Starting from the line containing "What data populates", write out the rest of the entries exactly, through the final line, including nothing else.

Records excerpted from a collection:
-*-*-
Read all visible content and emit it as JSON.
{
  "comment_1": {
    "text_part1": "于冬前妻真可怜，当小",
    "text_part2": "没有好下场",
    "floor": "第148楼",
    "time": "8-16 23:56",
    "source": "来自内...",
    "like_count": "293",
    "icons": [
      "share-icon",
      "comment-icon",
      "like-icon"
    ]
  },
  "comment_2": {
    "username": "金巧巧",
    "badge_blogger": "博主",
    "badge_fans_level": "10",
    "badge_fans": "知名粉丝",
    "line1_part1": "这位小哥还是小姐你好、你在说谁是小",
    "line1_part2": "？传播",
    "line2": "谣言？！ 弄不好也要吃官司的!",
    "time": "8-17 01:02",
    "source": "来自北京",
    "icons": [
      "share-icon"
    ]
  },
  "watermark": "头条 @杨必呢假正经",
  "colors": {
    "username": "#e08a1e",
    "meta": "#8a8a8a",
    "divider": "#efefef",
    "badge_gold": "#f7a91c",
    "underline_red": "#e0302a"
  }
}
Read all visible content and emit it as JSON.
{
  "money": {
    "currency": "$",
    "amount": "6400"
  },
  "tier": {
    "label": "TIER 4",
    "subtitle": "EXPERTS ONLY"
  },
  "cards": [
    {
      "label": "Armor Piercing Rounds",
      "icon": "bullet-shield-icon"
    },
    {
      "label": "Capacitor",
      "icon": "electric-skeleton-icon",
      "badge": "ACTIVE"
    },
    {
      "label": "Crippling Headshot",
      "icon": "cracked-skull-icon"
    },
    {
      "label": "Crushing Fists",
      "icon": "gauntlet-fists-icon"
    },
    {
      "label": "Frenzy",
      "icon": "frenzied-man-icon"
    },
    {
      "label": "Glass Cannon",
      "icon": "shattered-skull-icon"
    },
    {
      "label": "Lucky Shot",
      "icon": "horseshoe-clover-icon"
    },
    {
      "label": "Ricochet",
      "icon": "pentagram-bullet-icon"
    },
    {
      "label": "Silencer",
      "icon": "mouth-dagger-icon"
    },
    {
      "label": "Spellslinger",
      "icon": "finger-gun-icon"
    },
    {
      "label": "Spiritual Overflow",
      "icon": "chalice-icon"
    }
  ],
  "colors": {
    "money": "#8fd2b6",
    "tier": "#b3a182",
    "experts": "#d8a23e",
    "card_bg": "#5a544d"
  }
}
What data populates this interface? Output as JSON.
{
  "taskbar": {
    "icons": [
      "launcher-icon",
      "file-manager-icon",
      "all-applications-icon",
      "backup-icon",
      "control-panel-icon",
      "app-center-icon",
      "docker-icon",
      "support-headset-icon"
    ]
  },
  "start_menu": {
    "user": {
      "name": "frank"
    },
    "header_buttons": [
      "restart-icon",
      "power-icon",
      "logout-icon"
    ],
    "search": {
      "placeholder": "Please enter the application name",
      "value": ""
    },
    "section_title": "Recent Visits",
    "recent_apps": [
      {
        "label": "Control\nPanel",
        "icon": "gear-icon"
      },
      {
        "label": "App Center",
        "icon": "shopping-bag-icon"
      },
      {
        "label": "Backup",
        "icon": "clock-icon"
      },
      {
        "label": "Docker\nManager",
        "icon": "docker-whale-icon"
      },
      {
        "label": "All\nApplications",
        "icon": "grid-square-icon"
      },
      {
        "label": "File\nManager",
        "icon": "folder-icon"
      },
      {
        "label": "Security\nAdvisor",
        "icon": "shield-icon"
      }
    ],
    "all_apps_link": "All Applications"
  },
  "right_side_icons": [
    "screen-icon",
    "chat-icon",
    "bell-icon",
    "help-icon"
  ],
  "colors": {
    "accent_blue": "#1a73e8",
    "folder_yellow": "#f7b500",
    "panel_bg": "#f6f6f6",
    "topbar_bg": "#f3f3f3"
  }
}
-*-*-
- [Answer box]:
What data populates this interface? Output as JSON.
{
  "taskbar": {
    "icons": [
      "launcher-icon",
      "file-manager-icon",
      "all-applications-icon",
      "backup-icon",
      "control-panel-icon",
      "app-center-icon",
      "docker-icon",
      "support-headset-icon"
    ]
  },
  "start_menu": {
    "user": {
      "name": "frank"
    },
    "header_buttons": [
      "restart-icon",
      "power-icon",
      "logout-icon"
    ],
    "search": {
      "placeholder": "Please enter the application name",
      "value": ""
    },
    "section_title": "Recent Visits",
    "recent_apps": [
      {
        "label": "Control\nPanel",
        "icon": "gear-icon"
      },
      {
        "label": "App Center",
        "icon": "shopping-bag-icon"
      },
      {
        "label": "Backup",
        "icon": "clock-icon"
      },
      {
        "label": "Docker\nManager",
        "icon": "docker-whale-icon"
      },
      {
        "label": "All\nApplications",
        "icon": "grid-square-icon"
      },
      {
        "label": "File\nManager",
        "icon": "folder-icon"
      },
      {
        "label": "Security\nAdvisor",
        "icon": "shield-icon"
      }
    ],
    "all_apps_link": "All Applications"
  },
  "right_side_icons": [
    "screen-icon",
    "chat-icon",
    "bell-icon",
    "help-icon"
  ],
  "colors": {
    "accent_blue": "#1a73e8",
    "folder_yellow": "#f7b500",
    "panel_bg": "#f6f6f6",
    "topbar_bg": "#f3f3f3"
  }
}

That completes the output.